Records from a dataset
= = = = = = =
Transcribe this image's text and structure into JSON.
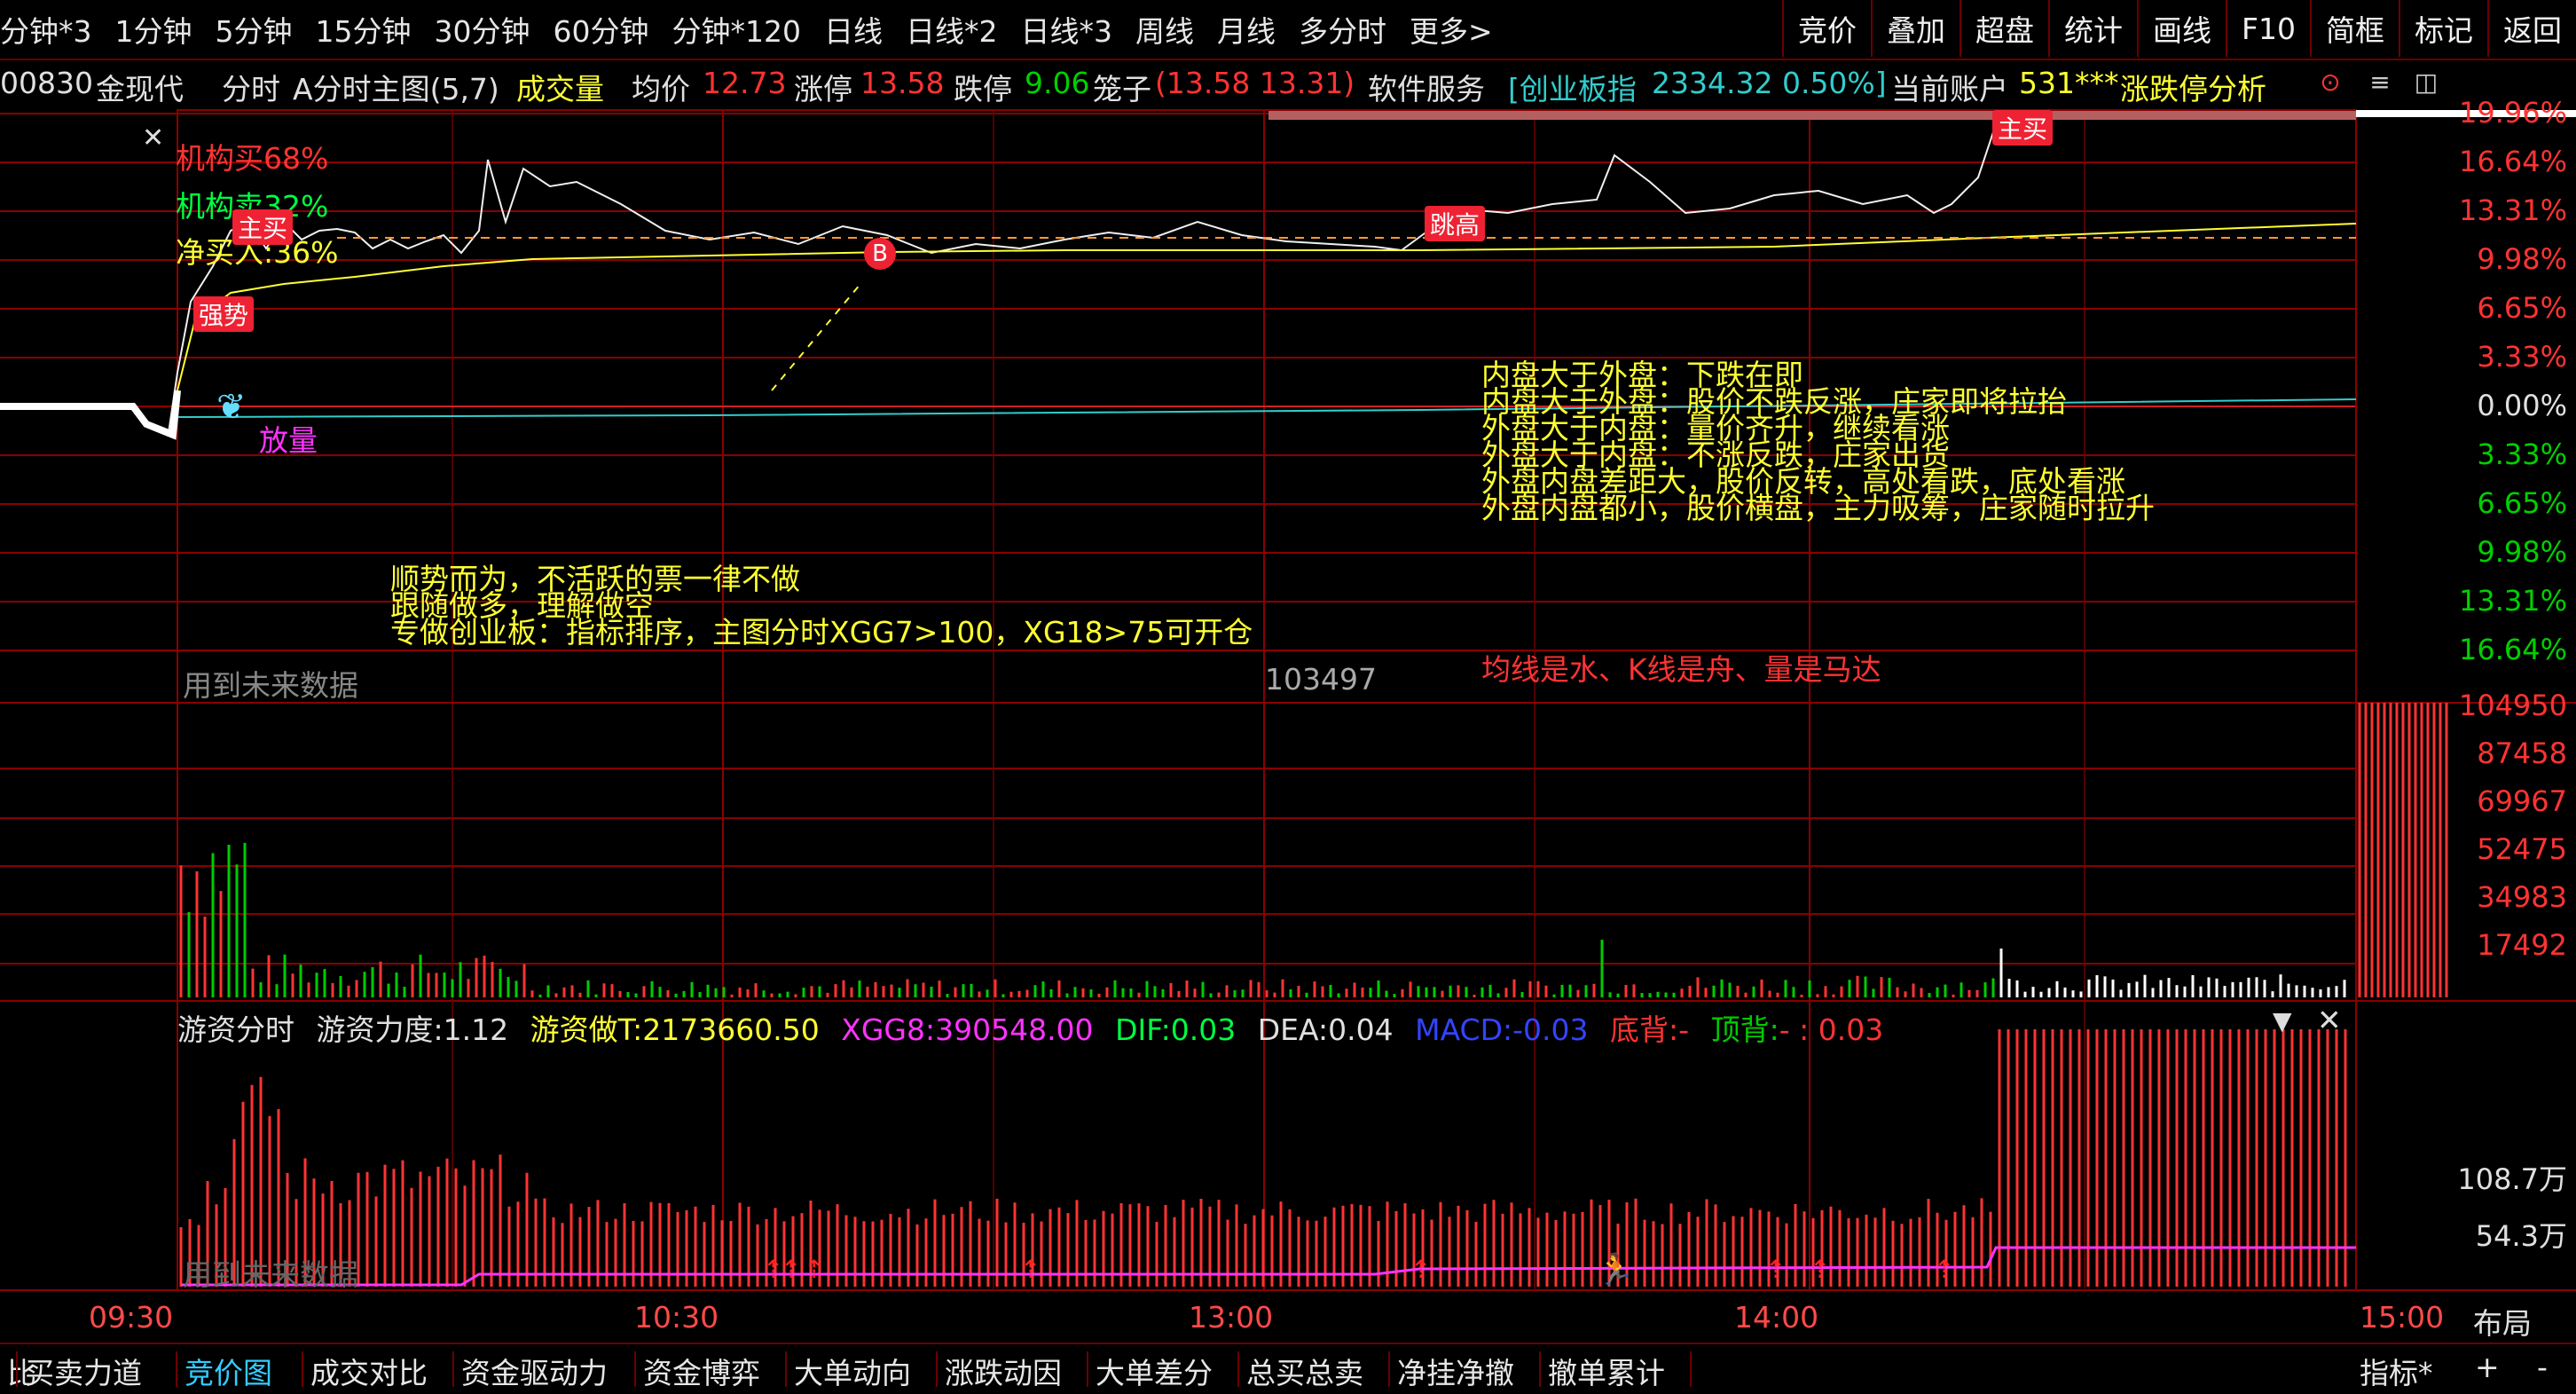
{
  "toolbar": {
    "periods": [
      "分钟*3",
      "1分钟",
      "5分钟",
      "15分钟",
      "30分钟",
      "60分钟",
      "分钟*120",
      "日线",
      "日线*2",
      "日线*3",
      "周线",
      "月线",
      "多分时",
      "更多>"
    ],
    "tools": [
      "竞价",
      "叠加",
      "超盘",
      "统计",
      "画线",
      "F10",
      "简框",
      "标记",
      "返回"
    ]
  },
  "info": {
    "code": "00830",
    "name": "金现代",
    "chart_type": "分时",
    "main_chart": "A分时主图(5,7)",
    "volume_label": "成交量",
    "avg_label": "均价",
    "avg_value": "12.73",
    "limit_up_label": "涨停",
    "limit_up_value": "13.58",
    "limit_down_label": "跌停",
    "limit_down_value": "9.06",
    "cage_label": "笼子",
    "cage_value": "(13.58 13.31)",
    "sector": "软件服务",
    "index_name": "[创业板指",
    "index_value": "2334.32 0.50%]",
    "account_label": "当前账户",
    "account_value": "531***",
    "overlay_text": "涨跌停分析"
  },
  "price_axis": [
    "19.96%",
    "16.64%",
    "13.31%",
    "9.98%",
    "6.65%",
    "3.33%",
    "0.00%",
    "3.33%",
    "6.65%",
    "9.98%",
    "13.31%",
    "16.64%"
  ],
  "volume_axis": [
    "104950",
    "87458",
    "69967",
    "52475",
    "34983",
    "17492"
  ],
  "indicator_axis": [
    "108.7万",
    "54.3万"
  ],
  "time_axis": [
    "09:30",
    "10:30",
    "13:00",
    "14:00",
    "15:00"
  ],
  "layout_label": "布局",
  "annotations": {
    "inst_buy": "机构买68%",
    "inst_sell": "机构卖32%",
    "net_buy": "净买入:36%",
    "main_buy_tag": "主买",
    "strong_tag": "强势",
    "release_volume": "放量",
    "buy_marker": "B",
    "jump_tag": "跳高",
    "main_buy_tag2": "主买",
    "panel_notes": [
      "内盘大于外盘：下跌在即",
      "内盘大于外盘：股价不跌反涨，庄家即将拉抬",
      "外盘大于内盘：量价齐升，继续看涨",
      "外盘大于内盘：不涨反跌，庄家出货",
      "外盘内盘差距大，股价反转，高处看跌，底处看涨",
      "外盘内盘都小，股价横盘，主力吸筹，庄家随时拉升"
    ],
    "strategy_notes": [
      "顺势而为，不活跃的票一律不做",
      "跟随做多，理解做空",
      "专做创业板：指标排序，主图分时XGG7>100，XG18>75可开仓"
    ],
    "future_data": "用到未来数据",
    "volume_value": "103497",
    "motto": "均线是水、K线是舟、量是马达",
    "future_data2": "用到未来数据"
  },
  "indicator": {
    "name": "游资分时",
    "force_label": "游资力度:",
    "force_value": "1.12",
    "t_label": "游资做T:",
    "t_value": "2173660.50",
    "xgg8_label": "XGG8:",
    "xgg8_value": "390548.00",
    "dif_label": "DIF:",
    "dif_value": "0.03",
    "dea_label": "DEA:",
    "dea_value": "0.04",
    "macd_label": "MACD:",
    "macd_value": "-0.03",
    "bottom_div": "底背:",
    "bottom_div_value": "-",
    "top_div": "顶背:",
    "top_div_value": "- : 0.03"
  },
  "bottom_tabs": [
    "比",
    "买卖力道",
    "竞价图",
    "成交对比",
    "资金驱动力",
    "资金博弈",
    "大单动向",
    "涨跌动因",
    "大单差分",
    "总买总卖",
    "净挂净撤",
    "撤单累计"
  ],
  "bottom_right": [
    "指标*",
    "+",
    "-"
  ],
  "colors": {
    "up": "#ff3333",
    "down": "#00d000",
    "grid": "#8a0000",
    "yellow": "#ffff33",
    "cyan": "#33cccc",
    "magenta": "#ff33ff"
  }
}
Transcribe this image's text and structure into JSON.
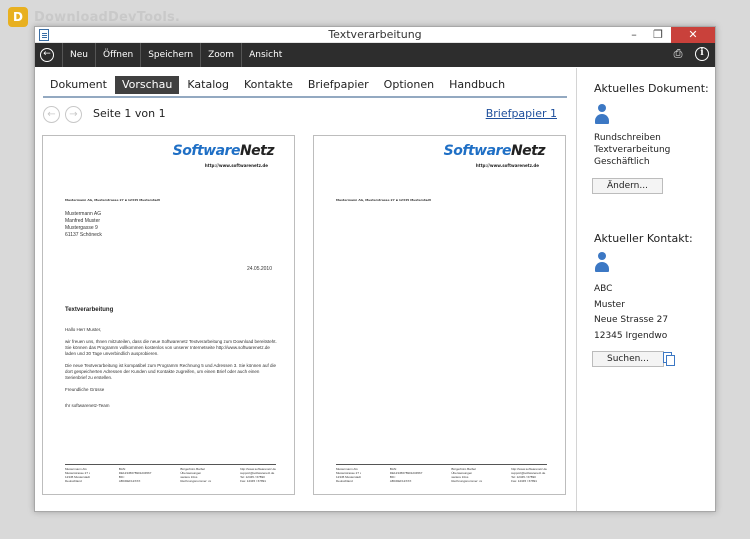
{
  "watermark": {
    "logo_letter": "D",
    "text": "DownloadDevTools."
  },
  "window": {
    "title": "Textverarbeitung",
    "buttons": {
      "minimize": "–",
      "maximize": "❐",
      "close": "✕"
    }
  },
  "toolbar": {
    "back": "←",
    "items": [
      "Neu",
      "Öffnen",
      "Speichern",
      "Zoom",
      "Ansicht"
    ],
    "icons": {
      "print": "⎙",
      "info": "i"
    }
  },
  "tabs": [
    "Dokument",
    "Vorschau",
    "Katalog",
    "Kontakte",
    "Briefpapier",
    "Optionen",
    "Handbuch"
  ],
  "active_tab": "Vorschau",
  "nav": {
    "prev": "←",
    "next": "→",
    "page_info": "Seite 1 von 1",
    "briefpapier_link": "Briefpapier 1"
  },
  "letter": {
    "logo_part1": "Software",
    "logo_part2": "Netz",
    "logo_url": "http://www.softwarenetz.de",
    "sender_line": "Mustermann AG, Musterstrasse 27 ▪ 12345 Musterstadt",
    "address": [
      "Mustermann AG",
      "Manfred Muster",
      "Mustergasse 9",
      "61137 Schöneck"
    ],
    "date": "24.05.2010",
    "subject": "Textverarbeitung",
    "greeting": "Hallo Herr Muster,",
    "paragraph1": "wir freuen uns, Ihnen mitzuteilen, dass die neue Softwarenetz Textverarbeitung zum Download bereitsteht. Sie können das Programm vollkommen kostenlos von unserer Internetseite http://www.softwarenetz.de laden und 30 Tage unverbindlich ausprobieren.",
    "paragraph2": "Die neue Textverarbeitung ist kompatibel zum Programm Rechnung 5 und Adressen 3. Sie können auf die dort gespeicherten Adressen der Kunden und Kontakte zugreifen, um einen Brief oder auch einen Serienbrief zu erstellen.",
    "closing": "Freundliche Grüsse",
    "signature": "Ihr softwarenetz-Team",
    "footer": [
      "Mustermann AG\nMusterstrasse 27 ▪\n12345 Musterstadt\nDeutschland",
      "BAN:\nDE12345678901234567\nBIC:\nABCDEF12XXX",
      "Bürgerbüro Barbel\nÜberweisungen\nweitere Infos\nRechnungsnummer: xx",
      "http://www.softwarenetz.de\nsupport@softwarenetz.de\nTel: 12345 / 67890\nFax: 12345 / 67891"
    ]
  },
  "sidebar": {
    "doc_heading": "Aktuelles Dokument:",
    "doc_lines": [
      "Rundschreiben",
      "Textverarbeitung",
      "Geschäftlich"
    ],
    "change_button": "Ändern...",
    "contact_heading": "Aktueller Kontakt:",
    "contact_lines": [
      "ABC",
      "Muster",
      "Neue Strasse 27",
      "12345 Irgendwo"
    ],
    "search_button": "Suchen..."
  },
  "colors": {
    "accent": "#1f6fc5",
    "toolbar": "#2d2d2d",
    "close": "#c9413b",
    "tabline": "#93a9c1"
  }
}
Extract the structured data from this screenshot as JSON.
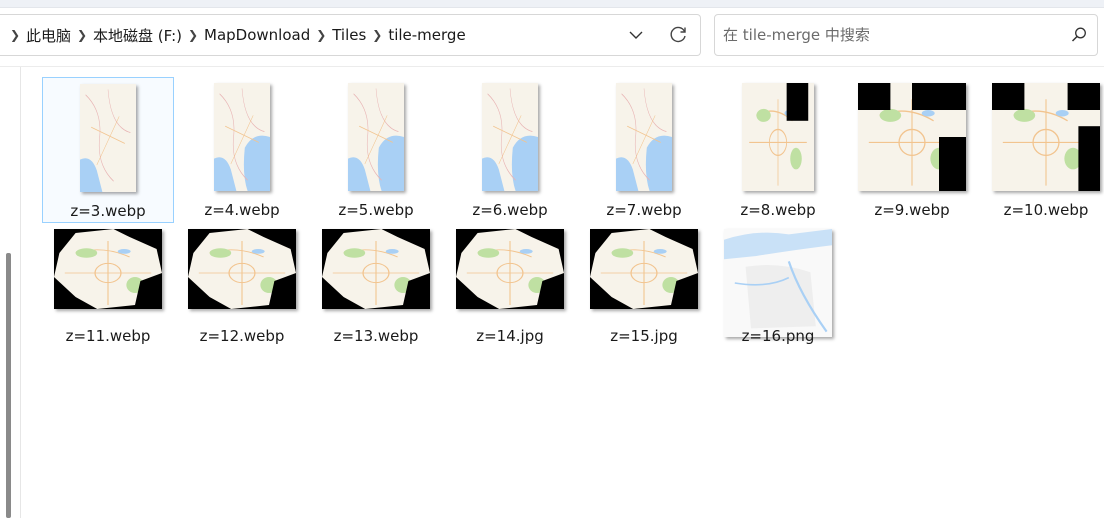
{
  "address_bar": {
    "breadcrumbs": [
      "此电脑",
      "本地磁盘 (F:)",
      "MapDownload",
      "Tiles",
      "tile-merge"
    ]
  },
  "search": {
    "placeholder": "在 tile-merge 中搜索"
  },
  "files": [
    {
      "name": "z=3.webp",
      "selected": true
    },
    {
      "name": "z=4.webp"
    },
    {
      "name": "z=5.webp"
    },
    {
      "name": "z=6.webp"
    },
    {
      "name": "z=7.webp"
    },
    {
      "name": "z=8.webp"
    },
    {
      "name": "z=9.webp"
    },
    {
      "name": "z=10.webp"
    },
    {
      "name": "z=11.webp"
    },
    {
      "name": "z=12.webp"
    },
    {
      "name": "z=13.webp"
    },
    {
      "name": "z=14.jpg"
    },
    {
      "name": "z=15.jpg"
    },
    {
      "name": "z=16.png"
    }
  ],
  "colors": {
    "map_land": "#f7f3ea",
    "map_water": "#a9d0f5",
    "map_park": "#bfe0a2",
    "map_road": "#f2c48f",
    "map_border": "#e8b4b4",
    "tile_empty": "#000000",
    "selection_border": "#99d1ff"
  }
}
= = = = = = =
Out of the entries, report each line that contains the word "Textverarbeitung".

▶ **Answer box**
    "title": "Textverarbeitung",
    "subject": "Textverarbeitung",
    "paragraph1": "wir freuen uns, Ihnen mitzuteilen, dass die neue Softwarenetz Textverarbeitung zum Download bereitsteht. Sie können das Programm vollkommen kostenlos von unserer Internetseite http://www.softwarenetz.de laden und 30 Tage unverbindlich ausprobieren.",
    "paragraph2": "Die neue Textverarbeitung ist kompatibel zum Programm Rechnung 5 und Adressen 3. Sie können auf die dort gespeicherten Adressen der Kunden und Kontakte zugreifen, um einen Brief oder auch einen Serienbrief zu erstellen.",
      "Textverarbeitung",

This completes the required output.